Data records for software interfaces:
--*--

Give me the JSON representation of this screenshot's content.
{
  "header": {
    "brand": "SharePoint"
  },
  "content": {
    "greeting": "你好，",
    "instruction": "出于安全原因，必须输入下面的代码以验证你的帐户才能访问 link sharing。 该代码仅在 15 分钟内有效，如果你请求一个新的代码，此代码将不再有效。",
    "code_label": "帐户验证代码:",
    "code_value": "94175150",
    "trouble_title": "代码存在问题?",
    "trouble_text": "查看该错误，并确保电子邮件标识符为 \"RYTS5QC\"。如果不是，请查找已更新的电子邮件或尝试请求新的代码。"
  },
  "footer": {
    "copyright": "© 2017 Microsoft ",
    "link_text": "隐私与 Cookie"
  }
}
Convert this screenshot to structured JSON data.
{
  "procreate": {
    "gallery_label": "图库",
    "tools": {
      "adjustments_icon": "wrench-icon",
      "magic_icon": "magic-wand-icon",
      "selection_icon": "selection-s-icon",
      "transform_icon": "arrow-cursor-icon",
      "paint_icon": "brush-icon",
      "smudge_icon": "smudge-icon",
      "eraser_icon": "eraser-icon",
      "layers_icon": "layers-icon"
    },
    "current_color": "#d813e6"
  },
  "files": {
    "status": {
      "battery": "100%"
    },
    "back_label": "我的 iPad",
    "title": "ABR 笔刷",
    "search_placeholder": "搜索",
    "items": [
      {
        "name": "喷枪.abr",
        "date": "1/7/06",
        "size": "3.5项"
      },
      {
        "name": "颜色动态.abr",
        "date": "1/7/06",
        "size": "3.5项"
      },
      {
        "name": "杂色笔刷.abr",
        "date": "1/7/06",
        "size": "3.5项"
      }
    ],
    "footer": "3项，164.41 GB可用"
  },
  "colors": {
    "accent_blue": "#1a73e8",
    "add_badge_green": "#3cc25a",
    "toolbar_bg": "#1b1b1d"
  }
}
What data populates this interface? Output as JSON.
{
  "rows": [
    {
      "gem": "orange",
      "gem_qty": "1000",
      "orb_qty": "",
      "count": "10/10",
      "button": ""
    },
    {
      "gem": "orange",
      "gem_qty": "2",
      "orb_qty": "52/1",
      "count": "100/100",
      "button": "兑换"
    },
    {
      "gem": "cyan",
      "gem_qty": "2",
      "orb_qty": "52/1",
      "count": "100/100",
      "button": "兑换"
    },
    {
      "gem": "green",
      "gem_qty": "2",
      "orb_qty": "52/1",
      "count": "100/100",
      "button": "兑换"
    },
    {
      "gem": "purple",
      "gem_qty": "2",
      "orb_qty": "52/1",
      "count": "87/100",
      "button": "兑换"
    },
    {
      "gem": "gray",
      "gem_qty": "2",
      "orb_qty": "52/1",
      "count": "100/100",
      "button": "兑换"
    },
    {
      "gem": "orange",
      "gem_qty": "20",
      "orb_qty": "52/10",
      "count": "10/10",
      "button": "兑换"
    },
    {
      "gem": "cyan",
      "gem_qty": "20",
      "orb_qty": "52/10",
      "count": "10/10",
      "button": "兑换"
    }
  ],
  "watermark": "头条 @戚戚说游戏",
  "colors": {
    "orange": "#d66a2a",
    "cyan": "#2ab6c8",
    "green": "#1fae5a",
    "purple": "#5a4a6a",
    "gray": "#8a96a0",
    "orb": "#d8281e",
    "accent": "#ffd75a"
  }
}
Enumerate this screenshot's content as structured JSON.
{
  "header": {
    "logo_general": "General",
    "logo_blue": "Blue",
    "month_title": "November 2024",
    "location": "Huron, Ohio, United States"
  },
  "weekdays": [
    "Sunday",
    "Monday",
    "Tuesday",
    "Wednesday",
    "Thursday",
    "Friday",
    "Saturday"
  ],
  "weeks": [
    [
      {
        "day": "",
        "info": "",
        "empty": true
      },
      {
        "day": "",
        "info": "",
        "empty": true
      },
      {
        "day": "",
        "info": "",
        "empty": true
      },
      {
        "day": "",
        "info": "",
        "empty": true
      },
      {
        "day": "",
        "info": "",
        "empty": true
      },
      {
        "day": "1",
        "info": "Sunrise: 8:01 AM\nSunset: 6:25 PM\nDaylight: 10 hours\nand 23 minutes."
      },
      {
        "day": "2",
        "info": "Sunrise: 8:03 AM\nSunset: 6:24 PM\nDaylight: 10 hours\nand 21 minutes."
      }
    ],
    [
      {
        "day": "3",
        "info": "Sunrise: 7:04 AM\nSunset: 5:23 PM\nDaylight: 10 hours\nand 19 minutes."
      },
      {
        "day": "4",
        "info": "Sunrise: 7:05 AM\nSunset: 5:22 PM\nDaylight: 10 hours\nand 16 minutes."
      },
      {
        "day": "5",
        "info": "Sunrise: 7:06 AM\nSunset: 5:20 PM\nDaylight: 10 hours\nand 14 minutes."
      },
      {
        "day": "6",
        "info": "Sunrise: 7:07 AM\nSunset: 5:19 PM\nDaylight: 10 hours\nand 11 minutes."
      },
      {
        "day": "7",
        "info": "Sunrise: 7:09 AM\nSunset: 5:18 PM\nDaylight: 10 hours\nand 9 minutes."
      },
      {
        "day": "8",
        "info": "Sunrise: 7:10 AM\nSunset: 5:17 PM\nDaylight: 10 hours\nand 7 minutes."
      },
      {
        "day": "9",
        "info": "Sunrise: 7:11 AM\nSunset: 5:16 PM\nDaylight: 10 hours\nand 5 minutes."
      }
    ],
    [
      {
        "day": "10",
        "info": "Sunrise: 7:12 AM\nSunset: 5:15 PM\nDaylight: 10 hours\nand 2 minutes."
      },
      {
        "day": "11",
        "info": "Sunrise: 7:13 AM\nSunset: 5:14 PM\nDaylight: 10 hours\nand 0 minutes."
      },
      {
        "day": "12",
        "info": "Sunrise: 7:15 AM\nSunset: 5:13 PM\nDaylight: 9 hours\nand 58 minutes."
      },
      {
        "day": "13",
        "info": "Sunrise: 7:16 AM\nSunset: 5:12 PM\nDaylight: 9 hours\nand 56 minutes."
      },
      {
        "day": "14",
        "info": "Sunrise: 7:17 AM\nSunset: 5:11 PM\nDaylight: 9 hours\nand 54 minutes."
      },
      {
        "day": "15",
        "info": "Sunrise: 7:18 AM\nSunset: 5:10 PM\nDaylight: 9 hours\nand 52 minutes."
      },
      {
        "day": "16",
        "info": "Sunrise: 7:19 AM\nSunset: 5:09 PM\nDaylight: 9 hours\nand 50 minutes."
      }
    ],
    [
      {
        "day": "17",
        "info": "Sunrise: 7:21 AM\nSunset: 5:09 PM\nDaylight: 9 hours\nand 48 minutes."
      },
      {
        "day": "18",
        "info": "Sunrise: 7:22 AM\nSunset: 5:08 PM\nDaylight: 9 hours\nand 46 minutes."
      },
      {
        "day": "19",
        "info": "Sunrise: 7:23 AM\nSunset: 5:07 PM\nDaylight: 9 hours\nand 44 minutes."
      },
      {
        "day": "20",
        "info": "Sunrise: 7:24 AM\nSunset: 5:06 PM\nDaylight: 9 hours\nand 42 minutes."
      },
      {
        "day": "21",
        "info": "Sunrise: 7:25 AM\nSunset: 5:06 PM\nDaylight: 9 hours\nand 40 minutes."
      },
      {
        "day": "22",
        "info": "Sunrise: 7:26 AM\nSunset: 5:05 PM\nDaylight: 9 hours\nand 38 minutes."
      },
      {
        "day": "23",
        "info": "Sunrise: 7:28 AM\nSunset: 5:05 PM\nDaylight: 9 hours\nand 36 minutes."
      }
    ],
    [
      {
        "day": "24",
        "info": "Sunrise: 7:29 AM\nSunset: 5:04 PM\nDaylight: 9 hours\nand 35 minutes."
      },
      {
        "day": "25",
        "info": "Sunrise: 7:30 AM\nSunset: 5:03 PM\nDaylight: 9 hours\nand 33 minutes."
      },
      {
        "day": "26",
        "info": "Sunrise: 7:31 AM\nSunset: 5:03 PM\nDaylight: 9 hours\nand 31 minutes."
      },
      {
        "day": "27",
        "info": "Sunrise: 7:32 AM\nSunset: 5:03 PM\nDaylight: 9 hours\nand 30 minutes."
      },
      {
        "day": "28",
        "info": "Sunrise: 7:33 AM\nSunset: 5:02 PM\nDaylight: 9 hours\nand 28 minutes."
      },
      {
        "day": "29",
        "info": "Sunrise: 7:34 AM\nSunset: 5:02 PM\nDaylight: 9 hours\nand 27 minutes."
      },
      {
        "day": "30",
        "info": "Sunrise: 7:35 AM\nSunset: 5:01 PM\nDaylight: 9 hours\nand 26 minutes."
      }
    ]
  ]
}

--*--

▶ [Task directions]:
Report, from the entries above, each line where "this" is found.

▶ [Solution below]:
Give me the JSON representation of this screenshot's content.
Convert this screenshot to structured JSON data.
What data populates this interface? Output as JSON.
Enumerate this screenshot's content as structured JSON.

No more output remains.